- **Problem statement**
Please print the whole listing again, exactly as shown.

###

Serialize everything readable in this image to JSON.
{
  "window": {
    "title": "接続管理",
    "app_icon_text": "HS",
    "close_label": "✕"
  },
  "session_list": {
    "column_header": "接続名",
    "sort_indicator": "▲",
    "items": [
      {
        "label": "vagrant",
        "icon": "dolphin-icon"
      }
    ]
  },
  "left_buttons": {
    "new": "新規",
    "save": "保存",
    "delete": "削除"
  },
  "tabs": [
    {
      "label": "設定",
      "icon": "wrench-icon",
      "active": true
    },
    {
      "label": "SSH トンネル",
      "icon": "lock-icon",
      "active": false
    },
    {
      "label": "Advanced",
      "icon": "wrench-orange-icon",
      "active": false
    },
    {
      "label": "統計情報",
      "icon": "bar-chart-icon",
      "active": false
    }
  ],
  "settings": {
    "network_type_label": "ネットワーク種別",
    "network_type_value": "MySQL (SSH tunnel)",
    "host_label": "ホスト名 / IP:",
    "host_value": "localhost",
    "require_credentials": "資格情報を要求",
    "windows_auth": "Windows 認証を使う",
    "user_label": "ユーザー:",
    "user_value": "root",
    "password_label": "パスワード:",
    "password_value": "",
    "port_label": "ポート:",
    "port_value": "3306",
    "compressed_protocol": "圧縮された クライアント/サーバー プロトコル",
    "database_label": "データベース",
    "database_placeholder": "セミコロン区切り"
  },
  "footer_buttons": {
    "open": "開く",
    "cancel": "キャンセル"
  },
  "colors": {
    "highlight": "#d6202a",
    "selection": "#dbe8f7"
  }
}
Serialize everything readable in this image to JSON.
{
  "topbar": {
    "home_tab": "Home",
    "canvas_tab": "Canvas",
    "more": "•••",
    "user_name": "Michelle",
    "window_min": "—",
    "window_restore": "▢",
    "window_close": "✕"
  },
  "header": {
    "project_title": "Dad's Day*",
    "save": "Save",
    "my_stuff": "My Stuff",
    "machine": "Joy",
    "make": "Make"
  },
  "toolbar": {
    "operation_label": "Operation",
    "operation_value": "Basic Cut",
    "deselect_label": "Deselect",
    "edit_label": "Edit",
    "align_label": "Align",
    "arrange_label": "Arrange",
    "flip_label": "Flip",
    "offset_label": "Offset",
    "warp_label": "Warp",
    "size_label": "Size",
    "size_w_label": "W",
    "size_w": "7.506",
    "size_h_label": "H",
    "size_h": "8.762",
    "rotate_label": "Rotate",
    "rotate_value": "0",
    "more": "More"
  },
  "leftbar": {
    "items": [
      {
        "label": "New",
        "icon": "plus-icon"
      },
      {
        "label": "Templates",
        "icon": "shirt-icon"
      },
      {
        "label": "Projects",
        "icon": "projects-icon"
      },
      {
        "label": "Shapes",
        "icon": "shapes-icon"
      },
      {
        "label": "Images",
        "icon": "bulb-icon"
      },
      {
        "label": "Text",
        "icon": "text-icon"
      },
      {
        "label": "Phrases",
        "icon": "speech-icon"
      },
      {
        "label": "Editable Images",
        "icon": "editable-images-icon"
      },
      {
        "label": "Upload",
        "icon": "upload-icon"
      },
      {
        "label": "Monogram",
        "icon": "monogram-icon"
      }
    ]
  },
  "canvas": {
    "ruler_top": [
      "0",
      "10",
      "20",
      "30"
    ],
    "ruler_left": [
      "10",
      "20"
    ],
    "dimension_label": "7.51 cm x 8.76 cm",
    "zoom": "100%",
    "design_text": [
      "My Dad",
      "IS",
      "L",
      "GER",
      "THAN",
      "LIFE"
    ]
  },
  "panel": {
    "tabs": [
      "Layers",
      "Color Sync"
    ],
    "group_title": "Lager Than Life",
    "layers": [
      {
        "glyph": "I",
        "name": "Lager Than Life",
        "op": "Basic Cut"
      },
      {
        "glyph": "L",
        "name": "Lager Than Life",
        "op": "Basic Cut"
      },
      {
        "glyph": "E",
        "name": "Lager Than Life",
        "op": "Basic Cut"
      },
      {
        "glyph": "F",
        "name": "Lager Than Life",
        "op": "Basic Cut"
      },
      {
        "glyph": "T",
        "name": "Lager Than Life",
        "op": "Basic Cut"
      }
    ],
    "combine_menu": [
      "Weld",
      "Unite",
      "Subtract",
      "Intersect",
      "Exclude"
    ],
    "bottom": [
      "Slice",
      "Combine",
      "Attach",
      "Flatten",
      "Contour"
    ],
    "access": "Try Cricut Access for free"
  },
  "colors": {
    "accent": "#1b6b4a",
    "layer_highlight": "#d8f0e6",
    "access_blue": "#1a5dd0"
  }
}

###

- **Written solution**
Serialize everything readable in this image to JSON.
{
  "window": {
    "title": "接続管理",
    "app_icon_text": "HS",
    "close_label": "✕"
  },
  "session_list": {
    "column_header": "接続名",
    "sort_indicator": "▲",
    "items": [
      {
        "label": "vagrant",
        "icon": "dolphin-icon"
      }
    ]
  },
  "left_buttons": {
    "new": "新規",
    "save": "保存",
    "delete": "削除"
  },
  "tabs": [
    {
      "label": "設定",
      "icon": "wrench-icon",
      "active": true
    },
    {
      "label": "SSH トンネル",
      "icon": "lock-icon",
      "active": false
    },
    {
      "label": "Advanced",
      "icon": "wrench-orange-icon",
      "active": false
    },
    {
      "label": "統計情報",
      "icon": "bar-chart-icon",
      "active": false
    }
  ],
  "settings": {
    "network_type_label": "ネットワーク種別",
    "network_type_value": "MySQL (SSH tunnel)",
    "host_label": "ホスト名 / IP:",
    "host_value": "localhost",
    "require_credentials": "資格情報を要求",
    "windows_auth": "Windows 認証を使う",
    "user_label": "ユーザー:",
    "user_value": "root",
    "password_label": "パスワード:",
    "password_value": "",
    "port_label": "ポート:",
    "port_value": "3306",
    "compressed_protocol": "圧縮された クライアント/サーバー プロトコル",
    "database_label": "データベース",
    "database_placeholder": "セミコロン区切り"
  },
  "footer_buttons": {
    "open": "開く",
    "cancel": "キャンセル"
  },
  "colors": {
    "highlight": "#d6202a",
    "selection": "#dbe8f7"
  }
}
Serialize everything readable in this image to JSON.
{
  "topbar": {
    "home_tab": "Home",
    "canvas_tab": "Canvas",
    "more": "•••",
    "user_name": "Michelle",
    "window_min": "—",
    "window_restore": "▢",
    "window_close": "✕"
  },
  "header": {
    "project_title": "Dad's Day*",
    "save": "Save",
    "my_stuff": "My Stuff",
    "machine": "Joy",
    "make": "Make"
  },
  "toolbar": {
    "operation_label": "Operation",
    "operation_value": "Basic Cut",
    "deselect_label": "Deselect",
    "edit_label": "Edit",
    "align_label": "Align",
    "arrange_label": "Arrange",
    "flip_label": "Flip",
    "offset_label": "Offset",
    "warp_label": "Warp",
    "size_label": "Size",
    "size_w_label": "W",
    "size_w": "7.506",
    "size_h_label": "H",
    "size_h": "8.762",
    "rotate_label": "Rotate",
    "rotate_value": "0",
    "more": "More"
  },
  "leftbar": {
    "items": [
      {
        "label": "New",
        "icon": "plus-icon"
      },
      {
        "label": "Templates",
        "icon": "shirt-icon"
      },
      {
        "label": "Projects",
        "icon": "projects-icon"
      },
      {
        "label": "Shapes",
        "icon": "shapes-icon"
      },
      {
        "label": "Images",
        "icon": "bulb-icon"
      },
      {
        "label": "Text",
        "icon": "text-icon"
      },
      {
        "label": "Phrases",
        "icon": "speech-icon"
      },
      {
        "label": "Editable Images",
        "icon": "editable-images-icon"
      },
      {
        "label": "Upload",
        "icon": "upload-icon"
      },
      {
        "label": "Monogram",
        "icon": "monogram-icon"
      }
    ]
  },
  "canvas": {
    "ruler_top": [
      "0",
      "10",
      "20",
      "30"
    ],
    "ruler_left": [
      "10",
      "20"
    ],
    "dimension_label": "7.51 cm x 8.76 cm",
    "zoom": "100%",
    "design_text": [
      "My Dad",
      "IS",
      "L",
      "GER",
      "THAN",
      "LIFE"
    ]
  },
  "panel": {
    "tabs": [
      "Layers",
      "Color Sync"
    ],
    "group_title": "Lager Than Life",
    "layers": [
      {
        "glyph": "I",
        "name": "Lager Than Life",
        "op": "Basic Cut"
      },
      {
        "glyph": "L",
        "name": "Lager Than Life",
        "op": "Basic Cut"
      },
      {
        "glyph": "E",
        "name": "Lager Than Life",
        "op": "Basic Cut"
      },
      {
        "glyph": "F",
        "name": "Lager Than Life",
        "op": "Basic Cut"
      },
      {
        "glyph": "T",
        "name": "Lager Than Life",
        "op": "Basic Cut"
      }
    ],
    "combine_menu": [
      "Weld",
      "Unite",
      "Subtract",
      "Intersect",
      "Exclude"
    ],
    "bottom": [
      "Slice",
      "Combine",
      "Attach",
      "Flatten",
      "Contour"
    ],
    "access": "Try Cricut Access for free"
  },
  "colors": {
    "accent": "#1b6b4a",
    "layer_highlight": "#d8f0e6",
    "access_blue": "#1a5dd0"
  }
}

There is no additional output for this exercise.